Seasonal depression hits me pretty hard each year. Truth be told, there are days where I struggle even if I’m practicing all my rituals… and that’s ok! If you’re reading this right now, please know that the ups and downs are a normal part of life and if the Holiday Season is tough on your mental health, you’re not alone. There are so many reasons why some of us get a touch or maybe a punch of the blues during the same time each year. As silly as it seems, the sun setting early and extended darkness does do a number on us, as does the cold. For some, the holidays are tough because we don’t get along with family and for others they’re tough because they’re missing family that is no longer around. Whatever the trigger, the way you feel during this time is valid and it’s important to not shame yourself. It’s also important to continue (or start) little rituals to help you cope.

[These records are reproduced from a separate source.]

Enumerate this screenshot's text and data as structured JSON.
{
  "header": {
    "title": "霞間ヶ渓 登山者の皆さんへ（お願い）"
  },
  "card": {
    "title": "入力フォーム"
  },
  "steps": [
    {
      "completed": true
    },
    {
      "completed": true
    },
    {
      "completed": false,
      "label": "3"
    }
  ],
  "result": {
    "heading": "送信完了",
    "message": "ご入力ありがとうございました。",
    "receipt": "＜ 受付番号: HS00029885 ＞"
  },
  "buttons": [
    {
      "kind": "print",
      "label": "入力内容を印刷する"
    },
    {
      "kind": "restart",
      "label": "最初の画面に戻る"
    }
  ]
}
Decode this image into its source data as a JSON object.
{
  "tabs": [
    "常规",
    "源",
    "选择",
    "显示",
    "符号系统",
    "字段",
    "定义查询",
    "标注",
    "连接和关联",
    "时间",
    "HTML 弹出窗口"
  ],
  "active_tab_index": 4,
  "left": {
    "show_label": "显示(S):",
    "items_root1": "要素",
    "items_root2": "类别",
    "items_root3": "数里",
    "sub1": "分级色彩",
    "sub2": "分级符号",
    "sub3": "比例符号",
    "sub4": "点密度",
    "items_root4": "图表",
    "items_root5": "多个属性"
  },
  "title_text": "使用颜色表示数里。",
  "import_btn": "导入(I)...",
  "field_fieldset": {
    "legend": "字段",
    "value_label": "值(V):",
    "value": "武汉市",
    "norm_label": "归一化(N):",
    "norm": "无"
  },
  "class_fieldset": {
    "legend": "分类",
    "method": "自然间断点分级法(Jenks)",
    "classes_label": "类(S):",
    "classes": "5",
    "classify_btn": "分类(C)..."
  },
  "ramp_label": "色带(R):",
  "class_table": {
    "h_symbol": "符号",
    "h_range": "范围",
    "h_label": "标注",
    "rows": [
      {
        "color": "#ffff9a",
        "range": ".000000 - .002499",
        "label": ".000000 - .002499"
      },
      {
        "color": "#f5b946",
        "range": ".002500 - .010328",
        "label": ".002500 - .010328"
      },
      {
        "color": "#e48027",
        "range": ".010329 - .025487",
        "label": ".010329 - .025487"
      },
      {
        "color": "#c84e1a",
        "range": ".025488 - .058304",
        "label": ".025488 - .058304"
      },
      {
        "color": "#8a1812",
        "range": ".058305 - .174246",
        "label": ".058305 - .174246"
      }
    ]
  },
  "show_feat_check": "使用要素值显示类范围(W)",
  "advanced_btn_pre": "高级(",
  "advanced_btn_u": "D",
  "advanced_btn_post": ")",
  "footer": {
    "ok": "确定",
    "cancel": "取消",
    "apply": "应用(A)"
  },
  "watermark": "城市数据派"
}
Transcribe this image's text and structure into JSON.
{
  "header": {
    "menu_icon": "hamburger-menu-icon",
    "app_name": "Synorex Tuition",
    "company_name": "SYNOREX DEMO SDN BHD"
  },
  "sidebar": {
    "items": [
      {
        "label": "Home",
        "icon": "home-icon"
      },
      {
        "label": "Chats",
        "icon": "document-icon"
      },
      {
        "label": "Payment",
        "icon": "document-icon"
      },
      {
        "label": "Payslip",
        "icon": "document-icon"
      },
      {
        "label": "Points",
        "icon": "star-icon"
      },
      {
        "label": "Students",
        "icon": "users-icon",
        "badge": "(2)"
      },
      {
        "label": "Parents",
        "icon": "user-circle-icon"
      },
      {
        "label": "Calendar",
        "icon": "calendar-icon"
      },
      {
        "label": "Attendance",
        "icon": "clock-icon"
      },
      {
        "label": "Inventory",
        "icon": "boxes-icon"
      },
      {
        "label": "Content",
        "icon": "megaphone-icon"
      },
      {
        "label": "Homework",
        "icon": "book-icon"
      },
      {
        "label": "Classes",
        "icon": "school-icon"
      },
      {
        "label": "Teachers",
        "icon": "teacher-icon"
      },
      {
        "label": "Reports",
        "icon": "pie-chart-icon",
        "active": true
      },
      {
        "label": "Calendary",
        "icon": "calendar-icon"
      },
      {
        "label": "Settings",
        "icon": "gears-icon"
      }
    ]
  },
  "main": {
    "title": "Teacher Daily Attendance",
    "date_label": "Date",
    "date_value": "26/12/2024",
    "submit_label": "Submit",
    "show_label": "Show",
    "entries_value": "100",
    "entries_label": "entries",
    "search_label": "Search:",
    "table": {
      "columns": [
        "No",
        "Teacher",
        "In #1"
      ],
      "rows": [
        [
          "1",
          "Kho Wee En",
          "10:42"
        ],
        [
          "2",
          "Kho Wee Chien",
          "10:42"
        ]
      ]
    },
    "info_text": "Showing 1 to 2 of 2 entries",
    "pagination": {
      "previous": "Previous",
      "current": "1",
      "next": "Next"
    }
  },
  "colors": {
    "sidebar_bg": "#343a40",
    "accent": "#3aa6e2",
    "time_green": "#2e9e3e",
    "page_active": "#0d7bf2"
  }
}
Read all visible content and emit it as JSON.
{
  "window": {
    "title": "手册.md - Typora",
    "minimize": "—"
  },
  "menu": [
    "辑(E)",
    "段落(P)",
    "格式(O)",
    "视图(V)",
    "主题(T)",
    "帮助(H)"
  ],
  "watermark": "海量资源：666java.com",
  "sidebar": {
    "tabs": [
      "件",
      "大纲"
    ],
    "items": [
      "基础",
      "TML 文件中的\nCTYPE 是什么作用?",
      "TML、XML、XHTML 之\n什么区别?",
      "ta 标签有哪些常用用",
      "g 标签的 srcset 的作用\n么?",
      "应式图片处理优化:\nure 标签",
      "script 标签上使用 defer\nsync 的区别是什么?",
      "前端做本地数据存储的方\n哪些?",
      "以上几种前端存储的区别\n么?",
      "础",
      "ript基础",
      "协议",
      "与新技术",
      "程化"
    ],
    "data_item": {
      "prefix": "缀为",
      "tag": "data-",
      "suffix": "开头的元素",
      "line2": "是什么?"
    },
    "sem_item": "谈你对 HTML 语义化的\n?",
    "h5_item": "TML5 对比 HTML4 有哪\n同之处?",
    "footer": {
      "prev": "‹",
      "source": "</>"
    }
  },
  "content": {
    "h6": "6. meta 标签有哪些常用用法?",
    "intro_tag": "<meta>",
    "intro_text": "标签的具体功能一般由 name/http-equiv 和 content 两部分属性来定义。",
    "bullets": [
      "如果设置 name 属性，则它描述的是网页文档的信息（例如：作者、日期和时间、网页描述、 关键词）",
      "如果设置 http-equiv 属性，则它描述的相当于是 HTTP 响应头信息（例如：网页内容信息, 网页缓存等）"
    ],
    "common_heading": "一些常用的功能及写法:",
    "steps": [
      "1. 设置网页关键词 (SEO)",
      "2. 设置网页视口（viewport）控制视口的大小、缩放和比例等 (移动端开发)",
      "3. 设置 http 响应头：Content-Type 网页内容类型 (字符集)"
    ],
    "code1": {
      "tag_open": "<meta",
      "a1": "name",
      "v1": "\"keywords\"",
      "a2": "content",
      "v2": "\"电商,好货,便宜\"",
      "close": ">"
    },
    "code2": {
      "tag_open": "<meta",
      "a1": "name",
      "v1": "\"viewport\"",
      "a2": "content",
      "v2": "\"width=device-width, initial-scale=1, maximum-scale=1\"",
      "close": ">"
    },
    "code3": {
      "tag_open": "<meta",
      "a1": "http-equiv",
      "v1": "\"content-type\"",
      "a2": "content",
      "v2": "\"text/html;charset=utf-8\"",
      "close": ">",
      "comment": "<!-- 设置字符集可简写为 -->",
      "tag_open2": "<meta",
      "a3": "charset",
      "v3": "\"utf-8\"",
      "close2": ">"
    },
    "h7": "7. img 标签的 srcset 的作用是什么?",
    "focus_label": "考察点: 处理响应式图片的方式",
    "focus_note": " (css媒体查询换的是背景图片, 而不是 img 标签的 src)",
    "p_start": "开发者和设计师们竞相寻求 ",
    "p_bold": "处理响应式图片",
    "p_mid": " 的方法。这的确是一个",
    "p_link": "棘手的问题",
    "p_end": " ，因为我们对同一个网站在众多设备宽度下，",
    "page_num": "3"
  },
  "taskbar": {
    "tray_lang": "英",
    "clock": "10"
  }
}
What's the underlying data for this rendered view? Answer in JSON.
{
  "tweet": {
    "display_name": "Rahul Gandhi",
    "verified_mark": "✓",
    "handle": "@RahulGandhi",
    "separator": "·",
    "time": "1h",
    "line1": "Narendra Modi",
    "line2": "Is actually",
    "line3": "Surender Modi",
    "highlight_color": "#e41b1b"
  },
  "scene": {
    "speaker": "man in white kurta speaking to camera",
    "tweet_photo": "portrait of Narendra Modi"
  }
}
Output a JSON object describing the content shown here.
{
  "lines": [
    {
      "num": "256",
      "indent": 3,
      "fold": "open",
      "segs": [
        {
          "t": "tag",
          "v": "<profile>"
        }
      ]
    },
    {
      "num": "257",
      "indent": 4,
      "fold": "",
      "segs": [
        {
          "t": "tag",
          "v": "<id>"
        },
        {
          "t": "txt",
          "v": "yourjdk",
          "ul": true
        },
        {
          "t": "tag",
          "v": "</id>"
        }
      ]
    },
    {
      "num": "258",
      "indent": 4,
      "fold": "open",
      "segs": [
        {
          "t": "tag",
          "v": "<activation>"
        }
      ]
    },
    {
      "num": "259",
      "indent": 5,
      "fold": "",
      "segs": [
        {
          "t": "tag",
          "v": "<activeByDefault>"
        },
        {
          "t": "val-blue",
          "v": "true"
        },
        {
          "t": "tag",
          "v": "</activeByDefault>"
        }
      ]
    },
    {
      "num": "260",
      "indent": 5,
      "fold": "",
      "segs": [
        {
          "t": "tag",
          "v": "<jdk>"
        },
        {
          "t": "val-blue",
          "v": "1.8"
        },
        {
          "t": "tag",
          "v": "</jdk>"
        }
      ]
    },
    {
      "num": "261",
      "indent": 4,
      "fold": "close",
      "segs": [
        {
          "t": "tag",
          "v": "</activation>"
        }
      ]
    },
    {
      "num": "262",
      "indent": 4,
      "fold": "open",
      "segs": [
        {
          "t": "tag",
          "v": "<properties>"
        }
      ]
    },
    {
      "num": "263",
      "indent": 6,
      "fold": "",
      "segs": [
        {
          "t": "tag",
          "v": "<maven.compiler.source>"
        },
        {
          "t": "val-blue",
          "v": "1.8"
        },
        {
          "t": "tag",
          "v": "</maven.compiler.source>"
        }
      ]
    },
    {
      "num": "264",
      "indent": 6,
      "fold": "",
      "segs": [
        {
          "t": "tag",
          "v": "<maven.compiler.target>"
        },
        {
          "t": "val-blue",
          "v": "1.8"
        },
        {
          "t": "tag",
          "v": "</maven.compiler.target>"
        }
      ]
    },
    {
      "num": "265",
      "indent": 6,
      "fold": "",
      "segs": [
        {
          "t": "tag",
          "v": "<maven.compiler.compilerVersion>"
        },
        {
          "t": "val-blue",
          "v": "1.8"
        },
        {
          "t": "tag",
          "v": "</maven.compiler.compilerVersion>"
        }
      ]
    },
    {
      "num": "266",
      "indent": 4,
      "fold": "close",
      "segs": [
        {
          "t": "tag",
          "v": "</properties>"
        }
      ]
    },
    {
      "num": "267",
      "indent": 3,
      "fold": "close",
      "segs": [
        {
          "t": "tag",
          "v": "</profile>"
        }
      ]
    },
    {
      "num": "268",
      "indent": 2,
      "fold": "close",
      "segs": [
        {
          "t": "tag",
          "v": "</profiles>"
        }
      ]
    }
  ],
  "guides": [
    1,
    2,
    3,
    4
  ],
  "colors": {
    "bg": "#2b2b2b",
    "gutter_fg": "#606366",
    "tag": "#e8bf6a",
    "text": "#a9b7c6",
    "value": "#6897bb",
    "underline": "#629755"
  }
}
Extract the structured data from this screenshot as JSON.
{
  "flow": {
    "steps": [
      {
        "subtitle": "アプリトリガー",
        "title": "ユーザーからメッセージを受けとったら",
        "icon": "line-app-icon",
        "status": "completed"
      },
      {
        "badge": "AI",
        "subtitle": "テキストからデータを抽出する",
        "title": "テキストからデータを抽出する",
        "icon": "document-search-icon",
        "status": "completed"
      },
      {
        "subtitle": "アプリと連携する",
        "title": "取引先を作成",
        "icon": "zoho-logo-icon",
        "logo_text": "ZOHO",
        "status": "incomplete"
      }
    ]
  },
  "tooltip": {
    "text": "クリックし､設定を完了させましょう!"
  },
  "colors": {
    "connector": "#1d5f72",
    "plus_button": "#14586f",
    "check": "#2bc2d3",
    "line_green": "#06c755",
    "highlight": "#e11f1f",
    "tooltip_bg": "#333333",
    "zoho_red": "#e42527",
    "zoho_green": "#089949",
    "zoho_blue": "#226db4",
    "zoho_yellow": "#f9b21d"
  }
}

*All advice is based on my personal experience, please consult a physician before implementing health advice into your life.

  1. Keep Moving
    It’s dark early, it’s cold – motivation to workout sometimes falls. I get it. Happens to me literally every year. A couple weeks of being a total depressed loaf of a human and then I do something small like a 30 minute walk each morning. Eventually, you’ll motivate yourself back into a routine. Or, just commit to the 30 minutes a day and be proud of that. Working out releases endorphins, a well as dopamine and serotonin which help elevate and maintain your mood. Now, listen… I know it’s hard to get started again once you’ve been out of it for a while. When you feel like this, remember that any movement is better than no movement.
  2. Do What You Want to Do
    That pressure to people please during the holidays is always high, but I want to encourage you to do what’s best for you even if that means disappointing others. When faced with the choice of disappointing yourself or someone else, choose someone else. You have to learn how to say ‘no’ and hold the boundary. If your perfect holiday would be better spent in pajamas, with Chinese, and movies — DO THAT. If you would rather not give or receive gifts, make it known. If you’ve been going hard on personal projects, feel burnout and need a break, take the break. My point is that your wellness is more important than anything else that’s going on. There’s not forward motion if you’re not well, so learn to pause if needed.
  3. Fuel Up
    Enjoy all the yummy food and treats, but realize that when you go overboard on sugar, it has a negative affect on your mental health after awhile (not to mention that it causes inflammation in the body). Try keeping most of your meals as normal as possible and when you indulge, make sure you’re eating your veggies. There are a handful of supplements that not only help your body process mood, but also improve your mood. Here are some of my favorites:

    Cinnamon – helps regulate blood sugar
    Probiotics – aids digestion (and studies show there is a link between gut health and mental health)
    Black Pepper – aids absorption of vitamins and minerals
    Magnesium – natural relaxant and mood stabilizer
    Turmeric – anti-inflammatory and mood booster
ora organic, plant-based supplements, immune support

4. Create New Traditions
Sometimes when we lose people, the things we looked forward to the most become too painful to do. If you feel like you’ve lost the holiday magic, it may be time to start creating new magic that’s in alignment with where you’re at in the present moment. Last year, I made and decorated sugar cookies for the first time. It was something I’ve always wanted to do and because I was one of those people that felt like holiday magic had died, I tried it to see if it was create a spark. It did. I can’t wait to do it again this year and maybe invite some people over to do it with me. If you’ve felt a calling to create new energy during this time of year, answer the call! I promise you won’t be disappointed.

5. Get it Out
There’s no shame in therapy. If you feel like you need someone to talk to, please find someone that can facilitate a safe space for you. Keeping everything inside will poison you energetically. I know therapy is expensive, so if it’s outside of your means, look into support communities. Journaling is also another great way to get what’s swirling around in your heart and head out. Start with acknowledging how you’re feeling, throw in some affirmations and gratitude, and see where it gets you.

The important thing to realize is that we have to take action in some way to help ourselves feel better. Whether it’s a walk, a boundary, a change to our food, trying something new, or simply talking or writing it out, we have to DO something.

If you feel the blues creeping in, that’s ok. It’s valid. Just don’t unpack and stay there. There are always brighter days ahead and you’ve come out the other side before… and you will do it again.